Last Friday, April 20th, NASA engineer David Beverly was murdered in his office at the Johnson Space Center, shot by a co-worker who subsequently committed suicide. The co-worker was an on-site contractor who believed, mistakenly, that David was trying to have him fired. Another co-worker, Fran Crenshaw, was taken hostage during the incident but was not otherwise harmed.
Nearly everyone reading this message will be familiar with these facts, played out as they were on national television. What most of you will not know, but should, is the kind of man who was lost in this sad event, and how David and Fran behaved as they struggled to defend themselves and each other.
David Beverly was a long-time NASA engineer, a parts specialist widely regarded as one of the very best in this critical discipline in all of NASA. He was a quiet, thoughtful man, known for his willingness and ability to apply his knowledge, to convey it clearly to colleagues and co-workers, and for his dedication to NASA and its mission. He was simply in love with what we do at NASA. He was also known for his dedication to weekend motorbiking, in company with his JSC motorcycle club colleagues.
David was an engineer’s engineer. He lived in the waterfront home that he designed, and which he maintained to exacting standards. He was known to friends as the guy who could and would fix anything that went wrong, at his home or theirs. He lived in that home with his companion of five decades, Linda, his sweetheart from junior high school days and his wife since college. Linda is a facilities management professional where, ironically, she often deals with the consequences of workplace violence.
Shortly after lunch on Friday, David and Fran were confronted in their office by the killer, a man whose own office was literally down the hall, and with whom David had had lunch that very day. Though dealing with the surreal situation of being threatened by a co-worker wielding a gun, both remained calm. David tried to reason with the attacker until the man raised the gun and shot him twice, and then left the room to lock the outer office door.
Though critically wounded, David attempted with Fran’s assistance to barricade the inner office door with a desk, but was unsuccessful. The attacker returned and shot David again, this time with mortal effect.
The attacker, having barricaded himself in the office suite, then proceeded to tie Fran up, telling her that she was his hostage. After an extended conversation with Fran, and composing several suicide notes, the attacker shot himself.

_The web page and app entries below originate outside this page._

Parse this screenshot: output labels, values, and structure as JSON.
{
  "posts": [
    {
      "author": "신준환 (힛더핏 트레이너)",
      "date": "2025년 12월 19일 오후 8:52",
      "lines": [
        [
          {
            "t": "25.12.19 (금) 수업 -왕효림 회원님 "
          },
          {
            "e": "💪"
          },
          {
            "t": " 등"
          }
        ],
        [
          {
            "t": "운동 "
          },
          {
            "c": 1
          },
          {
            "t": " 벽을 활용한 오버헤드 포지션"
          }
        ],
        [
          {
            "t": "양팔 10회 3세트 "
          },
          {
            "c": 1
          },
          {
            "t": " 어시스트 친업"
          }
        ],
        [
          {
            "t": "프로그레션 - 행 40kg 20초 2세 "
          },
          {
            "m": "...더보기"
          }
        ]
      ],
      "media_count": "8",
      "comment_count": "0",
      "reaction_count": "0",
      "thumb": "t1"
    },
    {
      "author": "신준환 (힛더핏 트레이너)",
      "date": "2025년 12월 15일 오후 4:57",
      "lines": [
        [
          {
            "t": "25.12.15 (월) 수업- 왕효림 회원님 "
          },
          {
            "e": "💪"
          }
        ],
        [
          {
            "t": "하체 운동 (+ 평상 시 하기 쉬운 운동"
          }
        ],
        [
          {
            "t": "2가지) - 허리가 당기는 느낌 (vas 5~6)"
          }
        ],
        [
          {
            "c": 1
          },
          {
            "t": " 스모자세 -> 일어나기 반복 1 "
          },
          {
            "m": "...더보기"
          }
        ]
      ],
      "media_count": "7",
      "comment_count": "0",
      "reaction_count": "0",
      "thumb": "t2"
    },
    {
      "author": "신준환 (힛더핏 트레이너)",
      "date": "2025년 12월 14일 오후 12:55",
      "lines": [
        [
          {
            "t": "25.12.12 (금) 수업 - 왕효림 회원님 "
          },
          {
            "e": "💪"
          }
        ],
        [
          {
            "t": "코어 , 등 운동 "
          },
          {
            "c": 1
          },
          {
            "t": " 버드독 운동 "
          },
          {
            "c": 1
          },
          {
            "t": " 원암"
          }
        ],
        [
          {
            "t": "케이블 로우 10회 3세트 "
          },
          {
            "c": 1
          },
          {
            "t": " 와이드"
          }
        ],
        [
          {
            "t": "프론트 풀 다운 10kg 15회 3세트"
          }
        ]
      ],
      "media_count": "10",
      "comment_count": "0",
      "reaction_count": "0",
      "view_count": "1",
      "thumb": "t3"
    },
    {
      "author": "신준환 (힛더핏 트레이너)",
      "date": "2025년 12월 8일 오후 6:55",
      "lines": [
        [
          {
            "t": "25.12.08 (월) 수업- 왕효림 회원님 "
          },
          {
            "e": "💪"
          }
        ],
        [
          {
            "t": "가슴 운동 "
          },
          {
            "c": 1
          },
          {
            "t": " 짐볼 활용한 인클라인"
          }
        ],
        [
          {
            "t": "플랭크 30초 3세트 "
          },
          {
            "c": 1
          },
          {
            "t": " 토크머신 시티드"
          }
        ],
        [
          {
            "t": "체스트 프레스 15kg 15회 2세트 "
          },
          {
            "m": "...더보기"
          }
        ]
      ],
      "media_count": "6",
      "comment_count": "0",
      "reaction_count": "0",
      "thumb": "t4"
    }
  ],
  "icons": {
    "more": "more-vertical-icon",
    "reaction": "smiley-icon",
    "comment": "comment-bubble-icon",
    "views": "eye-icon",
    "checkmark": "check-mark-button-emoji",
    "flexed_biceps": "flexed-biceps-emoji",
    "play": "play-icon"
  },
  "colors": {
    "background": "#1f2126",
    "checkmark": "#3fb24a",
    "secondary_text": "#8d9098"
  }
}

Hearing the shot, the Houston Police Department SWAT Team broke down the door and conducted Fran, who had freed herself, to the hospital for evaluation.
Despite her ordeal, Fran was determined to be unharmed, calm, and fully in possession of her faculties, and so was released from the hospital. She then drove immediately to the Houston Police Department, where she provided investigators with a careful recounting of the afternoon’s events, after which she was dismissed.
Linda added a bit more detail to Fran’s story. She told us how, after completing her duties to the police investigators, Fran then called Linda to tell her how David had died, and that David had told her that Linda was his “soulmate”. Linda replied, “I knew that.” I must tell you that it was very hard to hear her relate this vignette.
On Saturday, JSC Director Mike Coats and I met with Houston Police officials, who informed us of the results of their investigation. They made a point of telling us that both David and Fran had acted “heroically”, that they had done all they could, each trying to protect the other, and that they had simply never seen a calmer and more self-possessed individual than Fran in any similar situation, concerning which they had all too much experience, including another case elsewhere that same afternoon. Houston Police Chief Hurtt stated that “not all of NASA’s heroes fly in space.”
HPD officials also made a point of complimenting NASA’s handling of the incident by internal security forces, citing the manner in which the incident site was surrounded and contained by NASA security personnel until local and Federal law enforcement officials arrived, and uninvolved employees were expeditiously evacuated from the area.
While all involved performed to the highest of standards, we will nonetheless review the entire incident, with the intent of producing an “after-action report”, with lessons on both what went well and what did not, that could be valuable should such an event ever occur again.
There will be a memorial service for David Beverly on Wednesday, 2 5 April, and flags at NASA will be flown at half-staff for a week in mourning.
No more than any of you do I know what to make of, or to take from, this awful thing, other than to realize, once again, that none of us knows the day or hour of our passing, and that the “now” is precious. David and Linda did not know when they said goodbye that morning that it would be for the last time. She told me that they almost never quarreled, and that their last words were of love and caring. She will have that as her final memory of her soulmate.
Let us all go forward with the goal of leaving behind just such memories for our family, friends, and co-workers to have when our last day arrives, as it must.